Ruling validates fight over health law, Suthers says
Only the U.S. Supreme Court can resolve the constitutionality of the new federal health care law, Colorado Attorney General John Suthers said after a fourth lower-court ruling on the much-debated new law.
Calling it “a victory for federalism,” Suthers said the ruling, combined with others, “all but assures that this critical constitutional question will eventually be heard by the U.S. Supreme Court.”
U.S. District Judge Roger Vinson, a Reagan appointee, ruled in a case that Colorado joined soon after Congress passed and President Barack Obama signed the health care law, which includes a requirement that citizens purchase health care insurance or face fines.
The ruling is the fourth to be handed down by federal judges on the new law.
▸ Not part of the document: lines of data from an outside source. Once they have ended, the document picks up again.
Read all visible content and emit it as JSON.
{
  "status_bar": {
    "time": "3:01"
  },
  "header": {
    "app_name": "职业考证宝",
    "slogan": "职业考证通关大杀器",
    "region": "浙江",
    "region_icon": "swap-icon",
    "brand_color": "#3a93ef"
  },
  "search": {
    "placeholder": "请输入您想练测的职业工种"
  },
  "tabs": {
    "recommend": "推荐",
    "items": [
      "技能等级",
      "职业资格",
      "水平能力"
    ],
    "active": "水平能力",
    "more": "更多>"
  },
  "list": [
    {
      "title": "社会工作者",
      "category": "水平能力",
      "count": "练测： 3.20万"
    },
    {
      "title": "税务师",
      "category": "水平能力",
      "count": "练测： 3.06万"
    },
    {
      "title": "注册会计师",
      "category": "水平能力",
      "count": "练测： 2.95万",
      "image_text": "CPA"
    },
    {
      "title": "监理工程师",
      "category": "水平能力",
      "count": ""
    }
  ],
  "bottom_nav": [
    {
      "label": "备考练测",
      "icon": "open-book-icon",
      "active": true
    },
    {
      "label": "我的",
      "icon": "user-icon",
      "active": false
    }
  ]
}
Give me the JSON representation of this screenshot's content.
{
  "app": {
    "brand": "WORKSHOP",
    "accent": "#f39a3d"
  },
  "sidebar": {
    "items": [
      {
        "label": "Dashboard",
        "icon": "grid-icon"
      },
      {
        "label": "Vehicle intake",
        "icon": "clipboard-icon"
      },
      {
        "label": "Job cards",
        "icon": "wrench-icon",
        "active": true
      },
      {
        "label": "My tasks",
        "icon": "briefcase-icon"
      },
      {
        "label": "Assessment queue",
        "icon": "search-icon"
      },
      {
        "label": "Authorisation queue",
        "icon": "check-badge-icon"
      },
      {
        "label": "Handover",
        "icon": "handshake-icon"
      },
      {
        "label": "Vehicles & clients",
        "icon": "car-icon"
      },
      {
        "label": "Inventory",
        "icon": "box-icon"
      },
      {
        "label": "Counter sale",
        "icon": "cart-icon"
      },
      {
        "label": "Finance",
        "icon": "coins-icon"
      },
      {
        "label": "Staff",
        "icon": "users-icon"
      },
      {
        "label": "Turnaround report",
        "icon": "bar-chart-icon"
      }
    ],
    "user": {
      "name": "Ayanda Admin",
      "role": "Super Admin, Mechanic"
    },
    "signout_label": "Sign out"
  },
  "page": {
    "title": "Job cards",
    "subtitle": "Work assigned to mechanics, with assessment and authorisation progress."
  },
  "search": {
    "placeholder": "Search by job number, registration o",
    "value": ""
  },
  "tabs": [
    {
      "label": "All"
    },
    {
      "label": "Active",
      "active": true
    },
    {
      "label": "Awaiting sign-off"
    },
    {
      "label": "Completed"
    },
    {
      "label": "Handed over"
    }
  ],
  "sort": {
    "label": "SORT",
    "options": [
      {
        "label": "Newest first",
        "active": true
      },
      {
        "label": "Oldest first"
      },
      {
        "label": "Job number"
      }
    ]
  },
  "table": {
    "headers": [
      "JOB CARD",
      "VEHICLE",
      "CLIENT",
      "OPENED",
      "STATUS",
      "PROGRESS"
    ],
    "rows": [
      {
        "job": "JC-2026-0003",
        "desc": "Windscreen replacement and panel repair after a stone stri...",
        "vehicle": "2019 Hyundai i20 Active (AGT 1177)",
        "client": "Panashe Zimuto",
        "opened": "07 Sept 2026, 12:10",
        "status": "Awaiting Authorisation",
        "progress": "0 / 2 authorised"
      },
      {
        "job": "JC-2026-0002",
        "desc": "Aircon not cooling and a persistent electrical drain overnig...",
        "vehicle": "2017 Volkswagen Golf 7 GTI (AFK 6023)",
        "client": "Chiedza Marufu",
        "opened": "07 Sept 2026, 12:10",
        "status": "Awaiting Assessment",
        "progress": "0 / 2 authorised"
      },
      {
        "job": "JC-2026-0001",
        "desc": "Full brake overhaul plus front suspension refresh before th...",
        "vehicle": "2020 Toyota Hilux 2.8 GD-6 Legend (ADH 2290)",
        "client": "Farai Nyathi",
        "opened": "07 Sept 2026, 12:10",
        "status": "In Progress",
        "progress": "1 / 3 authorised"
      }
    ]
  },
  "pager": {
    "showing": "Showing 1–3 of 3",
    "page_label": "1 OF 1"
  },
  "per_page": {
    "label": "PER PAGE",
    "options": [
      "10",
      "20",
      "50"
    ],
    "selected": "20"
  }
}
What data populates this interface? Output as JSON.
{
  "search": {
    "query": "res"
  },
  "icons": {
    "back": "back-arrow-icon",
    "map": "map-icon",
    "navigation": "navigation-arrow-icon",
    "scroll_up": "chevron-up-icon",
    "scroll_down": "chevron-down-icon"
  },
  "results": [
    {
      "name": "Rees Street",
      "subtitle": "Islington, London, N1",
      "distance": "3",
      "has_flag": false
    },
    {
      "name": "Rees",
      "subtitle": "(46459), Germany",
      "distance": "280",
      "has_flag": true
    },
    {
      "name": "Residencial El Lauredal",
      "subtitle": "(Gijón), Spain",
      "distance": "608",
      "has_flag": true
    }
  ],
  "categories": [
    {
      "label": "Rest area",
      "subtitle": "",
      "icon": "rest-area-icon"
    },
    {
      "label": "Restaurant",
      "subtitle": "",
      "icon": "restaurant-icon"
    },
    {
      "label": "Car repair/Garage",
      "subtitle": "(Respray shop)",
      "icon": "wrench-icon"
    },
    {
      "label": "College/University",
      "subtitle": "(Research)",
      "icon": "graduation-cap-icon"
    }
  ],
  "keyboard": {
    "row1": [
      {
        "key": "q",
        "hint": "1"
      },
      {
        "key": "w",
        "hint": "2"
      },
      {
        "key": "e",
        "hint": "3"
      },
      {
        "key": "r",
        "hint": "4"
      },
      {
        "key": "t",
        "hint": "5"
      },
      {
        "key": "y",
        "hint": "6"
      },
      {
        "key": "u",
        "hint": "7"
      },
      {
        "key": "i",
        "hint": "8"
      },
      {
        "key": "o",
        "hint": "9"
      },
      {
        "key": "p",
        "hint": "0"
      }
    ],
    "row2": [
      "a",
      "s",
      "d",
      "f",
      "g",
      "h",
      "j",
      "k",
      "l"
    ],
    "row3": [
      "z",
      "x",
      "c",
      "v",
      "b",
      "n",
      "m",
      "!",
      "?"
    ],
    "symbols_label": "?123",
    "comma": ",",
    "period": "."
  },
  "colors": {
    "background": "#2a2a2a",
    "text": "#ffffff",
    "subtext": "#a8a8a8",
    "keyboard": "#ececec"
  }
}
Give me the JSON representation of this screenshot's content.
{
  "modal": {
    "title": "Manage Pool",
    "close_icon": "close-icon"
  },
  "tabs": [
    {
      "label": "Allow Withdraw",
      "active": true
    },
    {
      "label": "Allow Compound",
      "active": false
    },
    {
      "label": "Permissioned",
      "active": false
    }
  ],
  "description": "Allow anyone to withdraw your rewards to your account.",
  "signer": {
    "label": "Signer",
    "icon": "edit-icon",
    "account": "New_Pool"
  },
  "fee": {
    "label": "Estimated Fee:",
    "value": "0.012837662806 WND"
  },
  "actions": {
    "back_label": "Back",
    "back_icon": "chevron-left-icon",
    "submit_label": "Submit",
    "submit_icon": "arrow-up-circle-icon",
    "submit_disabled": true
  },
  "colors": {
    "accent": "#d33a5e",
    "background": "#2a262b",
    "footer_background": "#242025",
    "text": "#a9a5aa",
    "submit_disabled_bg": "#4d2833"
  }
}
Two have declared it constitutional, and two, including Vincent on Monday, have ruled the law unconstitutional.
Suthers, who was criticized by supporters of the measure and by his opponent in his bid for re-election last year, said the ruling was a vindication of his position.
“This ruling also rebuts the contention among critics of the lawsuit that this question is somehow frivolous or without merit,” Suthers said in a statement. “To the contrary, this ruling underlines that this case confronts a significant constitutional question that could reshape how the federal government interacts with its citizens and the states on a wide variety of issues.”
Dr. Michael Pramenko, a Grand Junction physician and president of the Colorado Medical Society, said the ruling establishes not just a legal question, but a more significant policy issue.
“You can make a great argument either way,” on the individual mandate, Pramenko said.
But a Supreme Court ruling that the new law is unconstitutional would make it impossible to require that insurers cover pre-existing conditions, one of the most popular parts of the law, Pramenko said.
To cover pre-existing conditions without a mandate that individuals purchase coverage, “You’re going to have to bring back the public option,” Pramenko said.
As much as conservatives might welcome the finding that the new law is unconstitutional, liberals might do the same because it could open up the possibility of a single-payer health care system, Pramenko said.
“There is a policy reason” for the way the law was structured, Pramenko said. “It was not about making it a socialized system.”
The National Federation of Independent Business was one of the plaintiffs, which also included governors and attorneys general from 26 states, and the Colorado chapter lauded the ruling.
The federation joined the case “to protect the rights of small-business owners to own, operate and grow their businesses free from unnecessary government intervention,” Colorado State Director Tony Gagliardi said. “The individual mandate, which forces citizens to purchase government-approved health insurance, undermines this core principle and gives the federal government entirely too much power.”
Families USA, a national organization that supports the new law, said the decision would have “devastating consequences,” including the denial of coverage based on pre-existing conditions, lifetime limits on coverage and higher costs for small businesses.
Vinson’s “well-reasoned order clearly lays out why the individual health insurance mandate included in the president’s health care overhaul law far exceeds the bounds of the federal government’s enumerated powers,” Suthers said in his statement.
Sen. Michael Bennet, D-Colo., remained focused on economic issues, “while the courts assess the challenged provisions in the new health care law,” Bennet’s office said in a statement.
Vinson took note of the political issues surrounding the case in his decision, commenting in a footnote to his decision that President Obama, while a senator in 2008 was opposed to the individual mandate “stating that ‘if a mandate was the solution, we can try that to solve homelessness by mandating everybody to buy a house.’ ”